Halen and Harney’s concert, which also features Principal Violist Beth Guterman Chu, Associate Principal Cellist Melissa Brooks, and Principal Keyboardist Peter Henderson, includes iconic chamber music by Antonín Dvořák and Maurice Ravel. Maurice Ravel's String Quartet, composed in 1903, is a strong example of the beauty and complexity found in chamber music. Ravel, with his intricate harmonies and textures, showcases the quintessential characteristics of chamber music: the interplay between instruments soloing and accompanying each other in turns, a wide range of dynamic variations, and rich, lyrical themes.
Structurally, The Sheldon’s auditorium features a raked design–meaning it’s sloped to enhance visibility for the audience–but the stage itself is also slightly inclined, ensuring optimal viewing of the performers across the entire stage.
“There is a special charm in performing this kind of music in The Sheldon's hall,” Halen said, nodding to The Sheldon’s European architectural pedigree that has proven ideal for unamplified concerts. “Its design brings the audience close to the music, creating an immersive experience. The acoustics are also well-suited for chamber music, allowing every subtle distinction to be heard.”
From the musician's perspective, the series offers a treasured opportunity to explore a different facet of their artistry.
“Our musicians have a deep affinity for chamber music. It's a different kind of challenge and joy compared to symphonic pieces,” Kivler said. “There's a level of intimacy and communication in chamber groups that can be difficult to find elsewhere.”
Live at The Sheldon not only fulfills the musicians’ aspirations to delve deeper into chamber repertoire, but also allows them to connect more personally with their audiences and each other.
After the February 7 performance, there are two additional Live at The Sheldon concerts: Wednesday, March 6 and Sunday, April 7. In March, Curator and Principal Timpanist Shannon Wood and ten additional SLSO musicians have put together a concert that features a quartet for clarinet, horn, cello, and side drum by Bohuslav Martinů as well as Igor Stravinsky’s The Soldier’s Tale. In April, Curators Roger Kaza (Principal Horn) and Julie Thayer (Fourth Horn) will perform pieces by Richard Wagner, Paul Hindemith, Jean Sibelius, and W.A. Mozart—to name a few.
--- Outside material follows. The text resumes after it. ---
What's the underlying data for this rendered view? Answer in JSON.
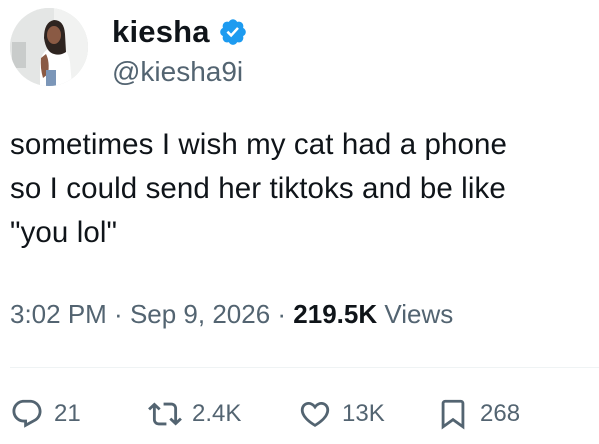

Included in each Live at The Sheldon program is also a world premiere by composers from the Mizzou New Music Initiative. This initiative, pivotal in fostering the creation and performance of new music at the University of Missouri, has previously collaborated with The Sheldon and the St. Louis Symphony Orchestra. These partnerships exemplify each institution’s role in expanding the reach of today’s composers and helping to shine a light on new voices within Missouri's vibrant music scene.
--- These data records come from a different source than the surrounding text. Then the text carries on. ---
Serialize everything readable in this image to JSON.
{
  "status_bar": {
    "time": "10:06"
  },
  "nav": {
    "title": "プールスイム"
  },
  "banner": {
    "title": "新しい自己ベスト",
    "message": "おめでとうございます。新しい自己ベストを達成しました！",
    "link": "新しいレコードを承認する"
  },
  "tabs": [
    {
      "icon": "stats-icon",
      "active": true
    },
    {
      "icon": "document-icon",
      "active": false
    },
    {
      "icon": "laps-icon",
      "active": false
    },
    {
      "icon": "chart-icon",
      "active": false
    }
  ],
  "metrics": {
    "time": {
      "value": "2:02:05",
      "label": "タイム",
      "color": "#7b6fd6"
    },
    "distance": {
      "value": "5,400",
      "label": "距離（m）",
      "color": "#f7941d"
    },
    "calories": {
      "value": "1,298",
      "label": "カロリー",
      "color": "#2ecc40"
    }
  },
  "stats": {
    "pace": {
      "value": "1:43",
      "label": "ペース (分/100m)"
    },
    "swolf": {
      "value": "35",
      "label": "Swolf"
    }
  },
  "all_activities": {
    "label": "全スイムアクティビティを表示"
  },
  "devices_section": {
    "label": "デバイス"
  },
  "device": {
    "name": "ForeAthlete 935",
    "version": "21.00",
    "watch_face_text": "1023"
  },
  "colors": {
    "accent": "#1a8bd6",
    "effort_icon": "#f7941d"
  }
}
Get your tickets for upcoming Live at The Sheldon concerts here.
With a focus on presenting repertoire and musical voices that are less frequently or have never been showcased in full orchestral performances, the SLSO is committed to fulfilling this demand through the Live at The Sheldon series.
The Live at The Sheldon series stands as a significant addition to the SLSO’s portfolio, striking a chord with the community's desire for intimate musical experiences. The series pivots towards personal engagement with the remarkably talented SLSO musicians in a setting that shows off their artistry on an individual level.
Justino Gordón-LeChevalié is the SLSO's Communications and Publications Coordinator.